The European images on these Eid cards are not always utterly out of context. In fact the printed Urdu messages on the address side often try to bridge the gap, especially by using romantic idioms when showing the picture of famous European actresses or dancers. (The gallery of this essay, in most cases, features both sides of the cards, especially to show how the accompanied text relates to the image.) For instance in one card, a poetic reference for Eid greetings between 'ashiq (lover) and ma'shuq (beloved) is made for a photograph of an unidentified European dancer/actress (Fig. 10). Similarly, an Urdu couplet for a portrait of a smiling young Caucasian woman in figure 11 starts with the line “When I saw (her) eyebrows, I could imagine the Eid crescent…” Since the exact date of Eid is always decided on the sighting of the new moon (first day of the Islamic/lunar month Shawwal), the appearance of the crescent is often romantically compared with a gaze of the beloved or a woman in Eid-related poetry. The word Eid has typically been rhymed in Urdu and Persian poetry with deed (दीद, دید), meaning sighting or gaze. Thus, besides the family and friendly greetings, Eid was/is also the time for romantic expressions between two lovers, often symbolised by two loving doves such as in figure 12.
10 Patterson, Steven, Postcards from the Raj, Patterns of Prejudice, Volume 40, Number 2, Routledge, May 2006, 142-158; also see Saloni Mathur, 1999.
11 Talukdar, Shashwati, Picturing Mountains as Hills: Hill Station Postcards and the Tales They Tell, Tasveer Ghar, http://tasveerghar.net/cmsdesk/essay/102/
12 Wehbe, Rana, Seeing Beirut through Colonial Postcards: A Charged Reality, (undated) American University of Beirut, Lebanon, http://webfea.fea.aub.edu.lb/proceedings/2004/SRC-ArD-01.pdf
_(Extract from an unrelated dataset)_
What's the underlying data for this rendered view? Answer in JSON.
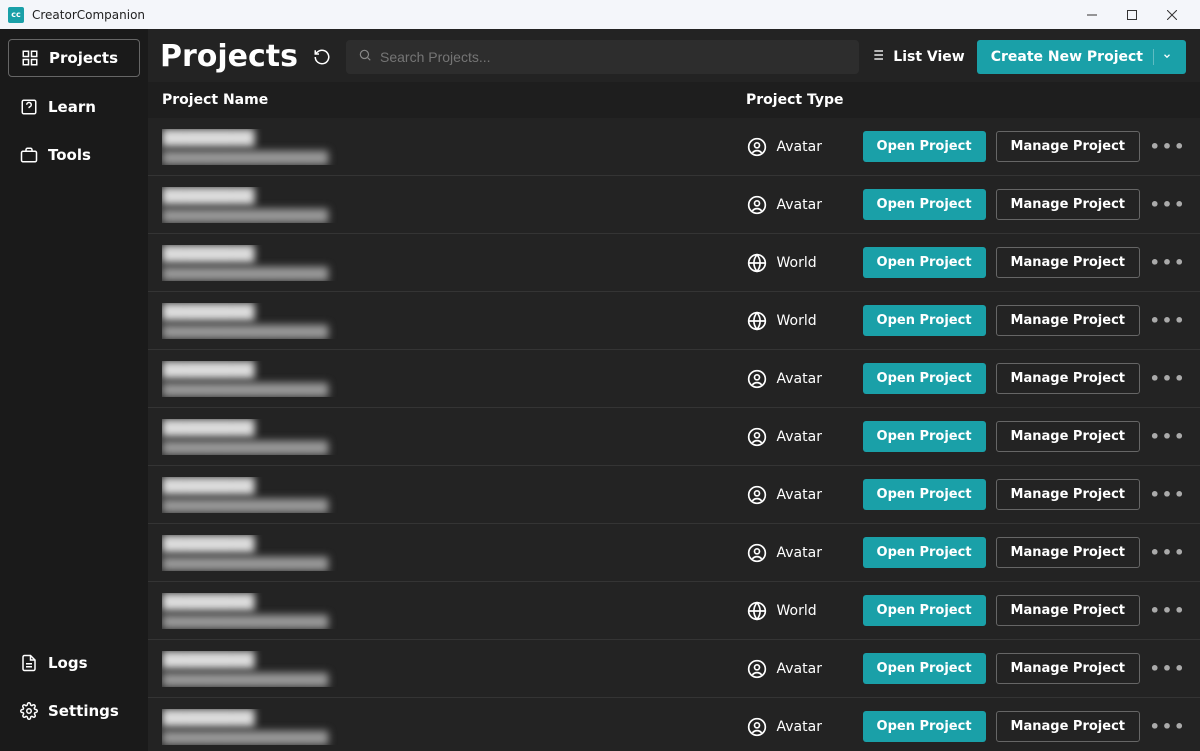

13 In late 19th and early 20th century Europe and America, collecting picture postcards was a popular hobby called deltiology, with several clubs, associations and magazine devoted to it.
14 Eid dates change each year according to the Islamic calendar, and in 1926-30s Eid coincided with the Christmas season. Thus the business of Christmas greeting cards might have inspired the use of Eid cards, especially in Lahore and Bombay.
15 Saeed, Yousuf, Muslim Devotional Art in India, New Delhi: Routledge, 2012.